There is thus no disparagement to the Epic dialect in saying that, as it stands, it is no language, but a mixture of linguistically-incongruous forms, late, early, and primæval. There are first the Atticisms. C. At least, the fragments of Solon's Laws have, on the whole, a more archaic look. But for the purposes of history we must distinguish. There are first the removable Atticisms. A number of lines which begin with ἕως will not scan until we restore the Ionic form η+̋. That is, they are good Ionic lines, and the Attic form is only a mistake of the Attic copyist.
It prescribed a certain order, and it started a tendency towards an official text. It is clear that adherence to the words of the text was not compulsory, though adherence to the 'story' was. It seems almost certain that the order so imposed was not a new and arbitrary invention. It must have been already known and approved at Athens; though, of course, it may have been only one of various orders current in the different Homeric centres of Ionia, and was probably not rigid and absolute anywhere.

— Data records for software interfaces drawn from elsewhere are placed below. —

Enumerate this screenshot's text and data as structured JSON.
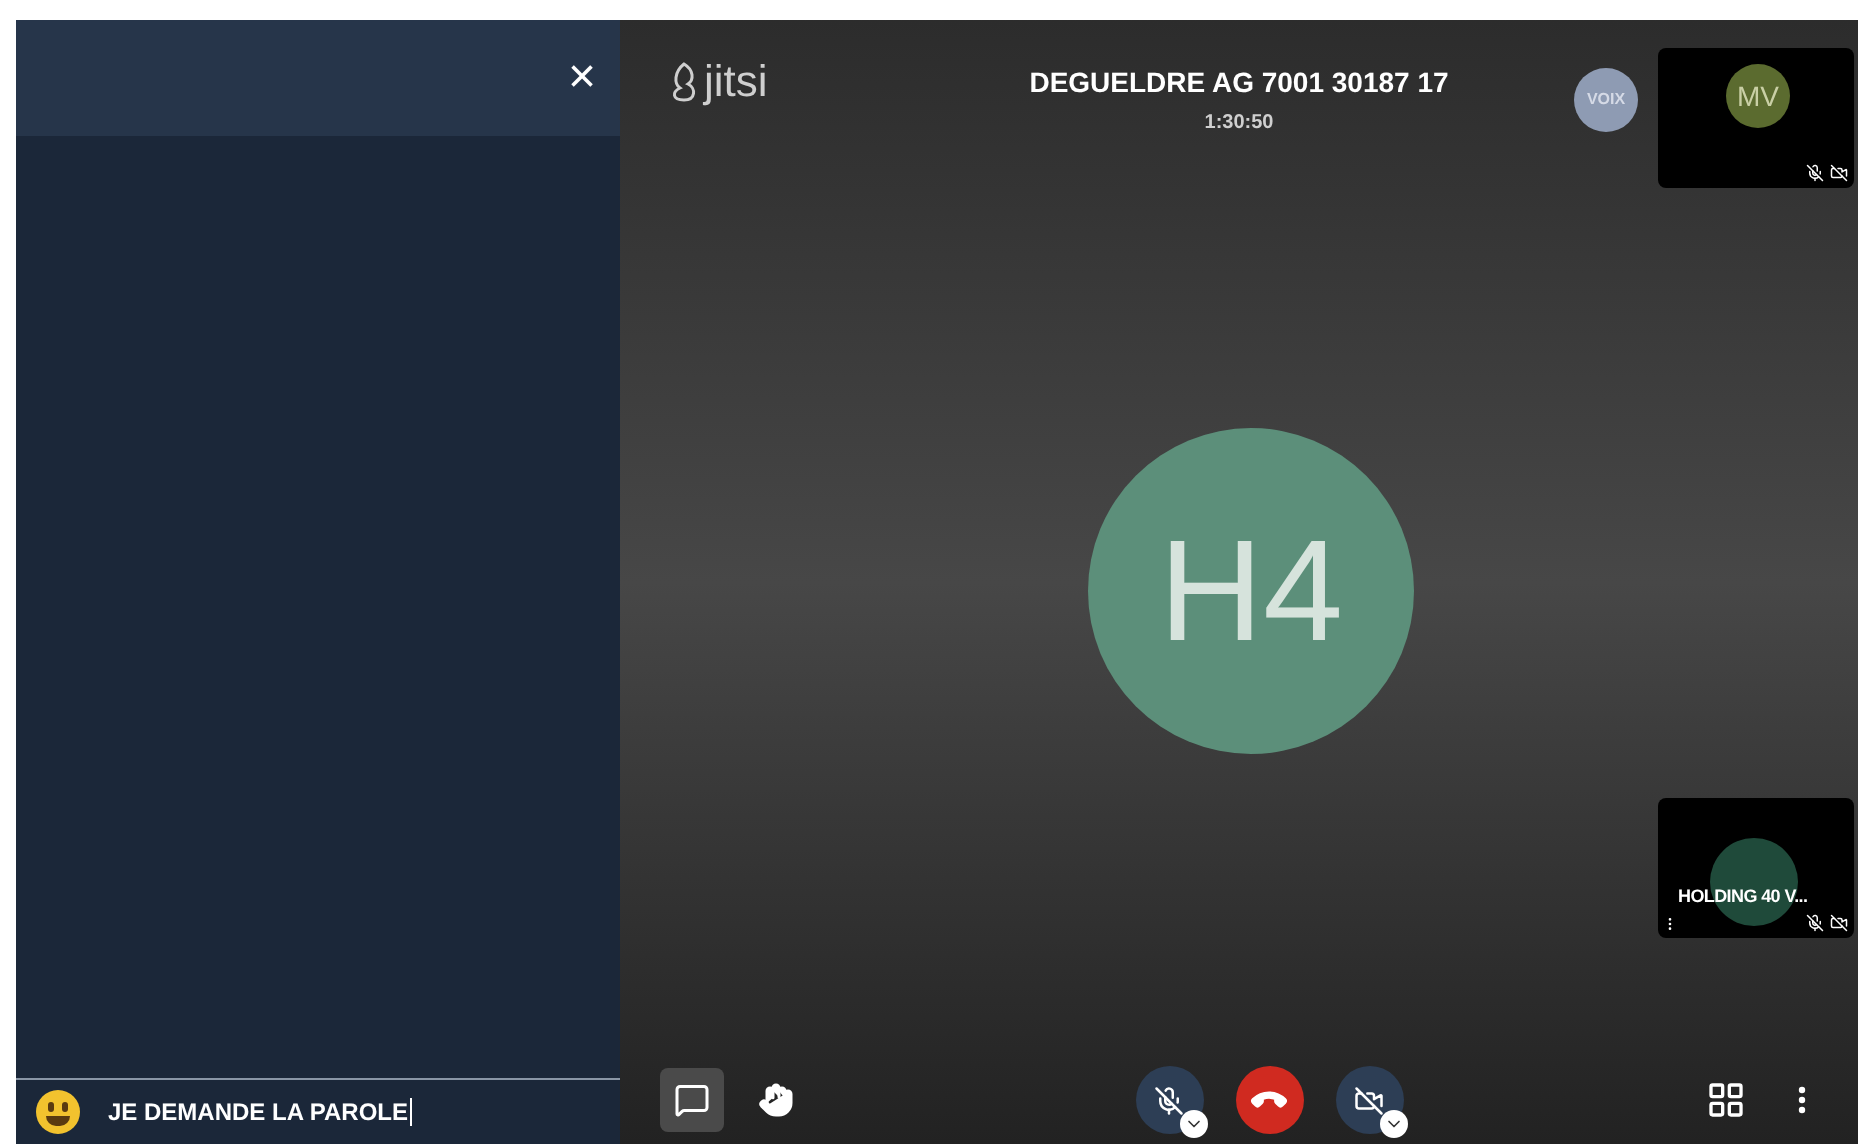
{
  "chat_panel": {
    "close": "×",
    "message_input": {
      "value": "JE DEMANDE LA PAROLE"
    }
  },
  "header": {
    "logo": "jitsi",
    "title": "DEGUELDRE AG 7001 30187 17",
    "timer": "1:30:50"
  },
  "speaker_avatar": {
    "initials": "VOIX",
    "color": "#8e9bb3"
  },
  "large_avatar": {
    "initials": "H4",
    "color": "#5c8f7a"
  },
  "thumbnails": [
    {
      "kind": "avatar",
      "initials": "MV",
      "color": "#5b6b2f",
      "mic_muted": true,
      "camera_muted": true
    },
    {
      "kind": "name",
      "name": "HOLDING 40 V...",
      "color": "#1f4a3a",
      "mic_muted": true,
      "camera_muted": true
    }
  ],
  "toolbar": {
    "chat": {
      "selected": true
    },
    "mic": {
      "muted": true
    },
    "camera": {
      "muted": true
    }
  }
}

As spurious. 2 Grote, Plato, chap. vi. -17- Let us try to see further into it. When was it instituted? Was there really a law at all, or only a gradual process which the tradition, as its habit is, has made into one definite act? As for the date, the establishment of the custom is sure not to be earlier than the last person to whom it is ascribed; that is, it took place not before, but probably after, the reign of Hipparchus. Now, to make the works of the great Ionian poet an integral part of the most solemn religious celebration of Athens, is a thing which can only have taken place in a period of active fraternising with Ionia.